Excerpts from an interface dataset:
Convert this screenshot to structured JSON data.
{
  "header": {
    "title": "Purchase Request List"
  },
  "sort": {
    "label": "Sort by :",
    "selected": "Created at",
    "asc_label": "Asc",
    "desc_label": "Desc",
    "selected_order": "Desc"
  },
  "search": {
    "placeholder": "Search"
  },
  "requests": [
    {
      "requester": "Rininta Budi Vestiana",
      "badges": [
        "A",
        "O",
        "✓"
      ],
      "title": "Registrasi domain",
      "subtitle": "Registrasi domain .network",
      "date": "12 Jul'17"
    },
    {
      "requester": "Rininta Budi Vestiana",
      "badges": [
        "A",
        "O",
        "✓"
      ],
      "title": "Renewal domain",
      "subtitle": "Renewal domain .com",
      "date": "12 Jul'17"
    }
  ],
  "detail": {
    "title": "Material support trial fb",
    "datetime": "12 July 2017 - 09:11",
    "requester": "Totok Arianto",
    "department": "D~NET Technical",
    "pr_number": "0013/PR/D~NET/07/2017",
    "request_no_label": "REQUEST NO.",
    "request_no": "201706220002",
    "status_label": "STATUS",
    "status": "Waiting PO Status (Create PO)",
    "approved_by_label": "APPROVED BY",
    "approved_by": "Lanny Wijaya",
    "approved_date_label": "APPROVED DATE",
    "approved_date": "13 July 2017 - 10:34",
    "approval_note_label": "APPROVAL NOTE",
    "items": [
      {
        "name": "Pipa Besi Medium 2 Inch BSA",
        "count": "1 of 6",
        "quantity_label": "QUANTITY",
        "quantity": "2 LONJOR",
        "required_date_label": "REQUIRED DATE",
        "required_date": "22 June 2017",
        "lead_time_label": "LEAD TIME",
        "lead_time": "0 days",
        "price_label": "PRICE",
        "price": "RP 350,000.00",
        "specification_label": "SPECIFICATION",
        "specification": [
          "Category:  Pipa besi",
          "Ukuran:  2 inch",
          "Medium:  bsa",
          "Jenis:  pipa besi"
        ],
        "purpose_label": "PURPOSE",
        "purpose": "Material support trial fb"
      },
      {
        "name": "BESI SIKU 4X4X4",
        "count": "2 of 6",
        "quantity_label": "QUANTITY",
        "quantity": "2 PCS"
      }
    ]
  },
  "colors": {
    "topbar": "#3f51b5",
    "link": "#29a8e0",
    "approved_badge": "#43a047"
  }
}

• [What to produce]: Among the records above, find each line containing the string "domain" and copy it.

• [Problem solution]:
      "title": "Registrasi domain",
      "subtitle": "Registrasi domain .network",
      "title": "Renewal domain",
      "subtitle": "Renewal domain .com",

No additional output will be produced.